I was looking for a way to accomplish the need of making it easier for users to access a SharePoint Document Library, with the plus side of being able to add this into a GPO and letting it be mapped across the domain. Of course you can add a network location to a SharePoint Document Library, but I didn’t know of a way to script that via a GPO logon script. I really didn’t research much into that, I figured mapping drives would be easier to explain to users.
It turns out this is really simple to do. The SharePoint server maps it as a WebDav path on a network share. So by using \\SERVERNAME\DavWWWroot\ I got the root of the SharePoint site. From there, I just filled out the rest. Such as \\SharePoint\DavWWWroot\Shared&20Documents links to the Shared Documents library on the SharePoint site.
From that point on, its as simple as using a GPO to deploy this and map the drive.

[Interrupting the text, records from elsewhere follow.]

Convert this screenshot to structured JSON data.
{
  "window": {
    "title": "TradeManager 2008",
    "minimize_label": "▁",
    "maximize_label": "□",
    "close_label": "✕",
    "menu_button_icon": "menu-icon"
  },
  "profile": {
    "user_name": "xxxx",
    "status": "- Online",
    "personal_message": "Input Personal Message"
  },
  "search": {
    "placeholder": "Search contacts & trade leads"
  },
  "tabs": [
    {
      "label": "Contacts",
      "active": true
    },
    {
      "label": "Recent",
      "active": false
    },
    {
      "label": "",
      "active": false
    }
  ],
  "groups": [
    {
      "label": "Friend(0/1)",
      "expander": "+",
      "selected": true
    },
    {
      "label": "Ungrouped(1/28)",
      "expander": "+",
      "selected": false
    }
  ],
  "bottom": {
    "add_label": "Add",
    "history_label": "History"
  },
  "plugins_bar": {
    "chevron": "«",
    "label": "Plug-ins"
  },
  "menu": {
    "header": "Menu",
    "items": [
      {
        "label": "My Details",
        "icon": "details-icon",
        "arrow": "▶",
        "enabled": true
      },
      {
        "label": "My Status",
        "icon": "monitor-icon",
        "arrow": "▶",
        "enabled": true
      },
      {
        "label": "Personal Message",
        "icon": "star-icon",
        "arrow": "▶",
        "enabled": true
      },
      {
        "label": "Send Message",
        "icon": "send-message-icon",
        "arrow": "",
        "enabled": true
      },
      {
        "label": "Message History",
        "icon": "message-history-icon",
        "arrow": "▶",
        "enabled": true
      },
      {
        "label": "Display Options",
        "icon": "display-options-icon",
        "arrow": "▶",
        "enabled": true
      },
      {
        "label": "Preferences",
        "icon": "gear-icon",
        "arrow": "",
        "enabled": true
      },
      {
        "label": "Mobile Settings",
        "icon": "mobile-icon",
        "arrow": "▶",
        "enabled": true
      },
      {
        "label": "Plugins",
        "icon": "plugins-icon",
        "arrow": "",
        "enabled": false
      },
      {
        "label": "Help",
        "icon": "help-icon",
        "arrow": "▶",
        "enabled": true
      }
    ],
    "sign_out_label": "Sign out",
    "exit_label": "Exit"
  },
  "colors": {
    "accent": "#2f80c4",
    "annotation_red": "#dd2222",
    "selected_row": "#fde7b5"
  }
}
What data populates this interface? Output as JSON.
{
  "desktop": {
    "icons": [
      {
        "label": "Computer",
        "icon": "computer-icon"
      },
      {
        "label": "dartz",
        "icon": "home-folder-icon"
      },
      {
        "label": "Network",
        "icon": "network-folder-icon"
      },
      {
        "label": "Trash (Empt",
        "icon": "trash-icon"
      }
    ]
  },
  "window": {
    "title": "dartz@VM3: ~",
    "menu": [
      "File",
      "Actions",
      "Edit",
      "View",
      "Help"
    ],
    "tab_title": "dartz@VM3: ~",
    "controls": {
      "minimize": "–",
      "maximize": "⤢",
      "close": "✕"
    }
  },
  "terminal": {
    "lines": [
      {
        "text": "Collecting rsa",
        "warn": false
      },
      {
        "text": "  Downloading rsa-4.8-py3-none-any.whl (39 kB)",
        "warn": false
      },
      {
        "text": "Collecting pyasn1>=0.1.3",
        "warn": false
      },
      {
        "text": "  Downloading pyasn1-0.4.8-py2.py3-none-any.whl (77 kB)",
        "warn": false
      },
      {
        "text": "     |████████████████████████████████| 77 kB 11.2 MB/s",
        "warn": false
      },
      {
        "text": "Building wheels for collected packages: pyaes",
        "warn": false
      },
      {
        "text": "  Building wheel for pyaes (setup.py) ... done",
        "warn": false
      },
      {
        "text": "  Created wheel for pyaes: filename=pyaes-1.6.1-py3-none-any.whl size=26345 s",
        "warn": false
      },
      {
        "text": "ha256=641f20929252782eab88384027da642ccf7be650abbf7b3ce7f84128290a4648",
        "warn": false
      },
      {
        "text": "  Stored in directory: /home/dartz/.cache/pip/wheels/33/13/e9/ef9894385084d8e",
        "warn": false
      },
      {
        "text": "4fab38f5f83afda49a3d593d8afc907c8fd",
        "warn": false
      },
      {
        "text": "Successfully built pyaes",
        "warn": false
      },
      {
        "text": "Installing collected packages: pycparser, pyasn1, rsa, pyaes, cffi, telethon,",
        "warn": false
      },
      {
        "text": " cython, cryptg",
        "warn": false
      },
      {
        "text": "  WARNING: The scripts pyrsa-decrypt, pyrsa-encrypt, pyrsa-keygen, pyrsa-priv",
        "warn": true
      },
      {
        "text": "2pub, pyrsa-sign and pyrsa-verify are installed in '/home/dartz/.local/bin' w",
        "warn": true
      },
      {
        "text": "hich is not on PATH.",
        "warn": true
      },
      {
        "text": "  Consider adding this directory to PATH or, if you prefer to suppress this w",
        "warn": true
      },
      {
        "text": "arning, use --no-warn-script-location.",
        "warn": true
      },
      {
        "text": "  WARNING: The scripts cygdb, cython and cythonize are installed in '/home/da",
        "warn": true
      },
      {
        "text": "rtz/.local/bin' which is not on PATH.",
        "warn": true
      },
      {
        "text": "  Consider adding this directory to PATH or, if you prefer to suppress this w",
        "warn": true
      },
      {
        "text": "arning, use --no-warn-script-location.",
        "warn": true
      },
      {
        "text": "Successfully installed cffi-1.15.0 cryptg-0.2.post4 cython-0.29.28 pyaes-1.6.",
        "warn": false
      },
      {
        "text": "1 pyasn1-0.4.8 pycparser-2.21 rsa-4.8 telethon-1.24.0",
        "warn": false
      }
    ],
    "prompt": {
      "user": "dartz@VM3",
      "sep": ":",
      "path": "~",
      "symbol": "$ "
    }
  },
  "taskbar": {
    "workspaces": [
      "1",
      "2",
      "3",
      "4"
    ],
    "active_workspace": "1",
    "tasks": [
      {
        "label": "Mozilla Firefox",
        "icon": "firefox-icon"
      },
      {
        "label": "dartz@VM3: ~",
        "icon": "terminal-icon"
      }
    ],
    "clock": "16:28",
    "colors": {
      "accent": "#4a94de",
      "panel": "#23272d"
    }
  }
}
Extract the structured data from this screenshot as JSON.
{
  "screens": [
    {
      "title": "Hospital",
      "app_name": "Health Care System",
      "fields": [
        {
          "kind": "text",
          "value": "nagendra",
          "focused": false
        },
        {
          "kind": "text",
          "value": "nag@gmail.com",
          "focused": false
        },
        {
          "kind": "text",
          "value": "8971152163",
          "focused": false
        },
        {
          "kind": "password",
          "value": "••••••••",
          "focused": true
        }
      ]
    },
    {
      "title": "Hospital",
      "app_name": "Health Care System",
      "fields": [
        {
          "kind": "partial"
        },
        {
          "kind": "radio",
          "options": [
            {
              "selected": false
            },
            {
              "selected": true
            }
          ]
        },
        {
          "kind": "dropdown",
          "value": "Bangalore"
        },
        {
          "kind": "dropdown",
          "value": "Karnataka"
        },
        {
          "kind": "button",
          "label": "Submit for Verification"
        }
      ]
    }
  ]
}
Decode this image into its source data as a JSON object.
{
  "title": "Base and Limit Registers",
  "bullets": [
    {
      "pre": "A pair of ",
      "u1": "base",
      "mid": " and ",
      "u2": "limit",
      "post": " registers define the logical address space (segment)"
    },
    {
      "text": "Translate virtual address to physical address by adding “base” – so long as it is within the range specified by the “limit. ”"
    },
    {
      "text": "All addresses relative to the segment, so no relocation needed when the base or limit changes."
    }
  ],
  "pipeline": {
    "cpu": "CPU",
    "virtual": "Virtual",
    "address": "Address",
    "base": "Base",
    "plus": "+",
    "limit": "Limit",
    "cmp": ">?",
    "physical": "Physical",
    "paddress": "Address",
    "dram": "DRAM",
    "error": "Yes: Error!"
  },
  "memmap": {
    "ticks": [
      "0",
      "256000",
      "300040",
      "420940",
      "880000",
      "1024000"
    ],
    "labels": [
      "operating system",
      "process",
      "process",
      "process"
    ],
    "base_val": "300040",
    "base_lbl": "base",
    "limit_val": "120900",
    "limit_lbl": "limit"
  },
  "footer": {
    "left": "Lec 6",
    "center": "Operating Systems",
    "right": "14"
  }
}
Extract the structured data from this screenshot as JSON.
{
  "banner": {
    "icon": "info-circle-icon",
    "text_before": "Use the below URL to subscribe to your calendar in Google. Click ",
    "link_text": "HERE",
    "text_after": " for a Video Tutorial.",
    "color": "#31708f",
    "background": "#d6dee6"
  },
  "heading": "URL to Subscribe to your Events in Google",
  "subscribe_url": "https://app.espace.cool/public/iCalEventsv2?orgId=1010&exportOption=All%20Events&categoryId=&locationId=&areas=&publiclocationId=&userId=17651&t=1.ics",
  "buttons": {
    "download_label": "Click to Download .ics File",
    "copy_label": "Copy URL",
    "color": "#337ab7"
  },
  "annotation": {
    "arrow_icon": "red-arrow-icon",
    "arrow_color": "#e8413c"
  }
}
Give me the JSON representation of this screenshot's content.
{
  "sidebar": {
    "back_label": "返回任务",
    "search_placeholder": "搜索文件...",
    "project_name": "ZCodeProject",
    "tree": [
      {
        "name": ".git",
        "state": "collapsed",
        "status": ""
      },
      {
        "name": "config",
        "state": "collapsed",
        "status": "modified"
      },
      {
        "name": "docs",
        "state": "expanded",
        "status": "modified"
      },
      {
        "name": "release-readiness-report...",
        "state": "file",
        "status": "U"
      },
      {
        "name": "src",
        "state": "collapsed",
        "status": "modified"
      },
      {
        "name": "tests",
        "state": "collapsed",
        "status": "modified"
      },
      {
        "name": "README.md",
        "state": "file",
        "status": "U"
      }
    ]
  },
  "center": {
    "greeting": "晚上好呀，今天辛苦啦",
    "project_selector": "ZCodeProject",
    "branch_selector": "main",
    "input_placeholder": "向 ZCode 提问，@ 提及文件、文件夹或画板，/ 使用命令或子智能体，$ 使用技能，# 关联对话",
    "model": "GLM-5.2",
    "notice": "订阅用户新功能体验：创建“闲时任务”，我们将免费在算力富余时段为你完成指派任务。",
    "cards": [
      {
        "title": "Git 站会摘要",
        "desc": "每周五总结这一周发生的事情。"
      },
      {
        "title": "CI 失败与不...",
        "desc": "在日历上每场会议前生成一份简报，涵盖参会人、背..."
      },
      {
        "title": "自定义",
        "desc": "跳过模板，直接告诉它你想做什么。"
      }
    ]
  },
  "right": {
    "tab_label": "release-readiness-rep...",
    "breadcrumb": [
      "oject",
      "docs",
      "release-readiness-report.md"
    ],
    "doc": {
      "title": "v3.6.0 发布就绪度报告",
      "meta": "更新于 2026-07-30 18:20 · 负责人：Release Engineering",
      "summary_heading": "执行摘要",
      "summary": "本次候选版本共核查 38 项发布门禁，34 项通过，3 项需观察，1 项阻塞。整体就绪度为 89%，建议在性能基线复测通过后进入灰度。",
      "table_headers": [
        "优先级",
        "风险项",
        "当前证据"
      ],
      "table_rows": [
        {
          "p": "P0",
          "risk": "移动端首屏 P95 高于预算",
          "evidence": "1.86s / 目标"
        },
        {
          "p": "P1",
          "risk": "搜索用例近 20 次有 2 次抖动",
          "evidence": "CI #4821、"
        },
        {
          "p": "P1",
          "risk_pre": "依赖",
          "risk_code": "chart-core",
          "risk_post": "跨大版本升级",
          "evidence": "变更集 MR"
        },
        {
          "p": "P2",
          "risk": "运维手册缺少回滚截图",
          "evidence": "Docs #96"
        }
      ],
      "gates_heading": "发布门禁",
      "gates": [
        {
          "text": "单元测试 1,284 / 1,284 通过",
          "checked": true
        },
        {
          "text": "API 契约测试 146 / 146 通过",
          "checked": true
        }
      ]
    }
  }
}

While configuring Reporting Services on a server running Windows 2008 R2, I came across this issue. After some searching I found out Microsoft has a kb article about this (http://support.microsoft.com/kb/972328), however it mentions only applying to MSSQL 2005. Well the Server I had had MSSQL 2008 R2, as well as SharePoint 2010 and Exchange 2010. It seems that this fix also still works. So if you are confused as to why this is happening and think the article doesn’t apply to you, give it a shot anyways.
I added boot camp to one of my macs and happy found that that Windows 7 supports reading HFS drives. Which means it had access to my Mac OS X installation. Sadly it didn’t keep the user permissions setup and I could see everything from all users. Not acceptable for a family used computer.
So some google searches did bring up some options, however I found that all of them alone don’t resolve the issue completely.
The first thing I found suggested using “gpedit.msc” to add policy in User Configuration -> Administrative Templates -> Windows Components -> Windows Explorer in the “Prevent access to drives from My Computer” policy. However this had two limitations here. First off it applies to the current local user only and secondly it only did drives A-D. Which doesn’t help me with drive E.
Now, I can open “mmc”, go to add a snap in, select Group policy editor, click browse and then the users tab to set it to non administrators. However the secondary limitation was still the problem. I needed to do a non default drive that the group policy editor didn’t support. Which makes it almost useless.
Another solution I found was to modify the windows registry to do this. HKCU\Software\Microsoft\Windows\CurrentVersion\Policies\Explorer may contain a dword called “NoViewOnDrive”. This is perfect for what I want as I can limit it to other drives. A article on how to geek explained how the data was represented. So this works out for me.
However that solution had the same problem as first time where it only the current user. So after more searches not turning up anything useful I found a solution that works. By using the mmc I created above to add a policy for non administrators, it added that data into the registry. I simply used the find function to locate “NoViewOnDrive”. After some searches, I located it.
I do want to mention I did close the mmc I was using and opened the registry editor before. Data may be outdated otherwise and may not update. But it was simple to do this after which as I modified the value to match what I wanted. Now it appears to be working just fine for non administrators and is preventing access to the drive. A little more work than I wish I would of had to do in order to accomplish this, but it got the job done.
There is a similar dword in the registry called NoDrives. This simply hides the drives and does not prevent access to them. I left the drive visible as it really doesn’t bother me to see it. I just needed to prevent its unleashed access to the drive.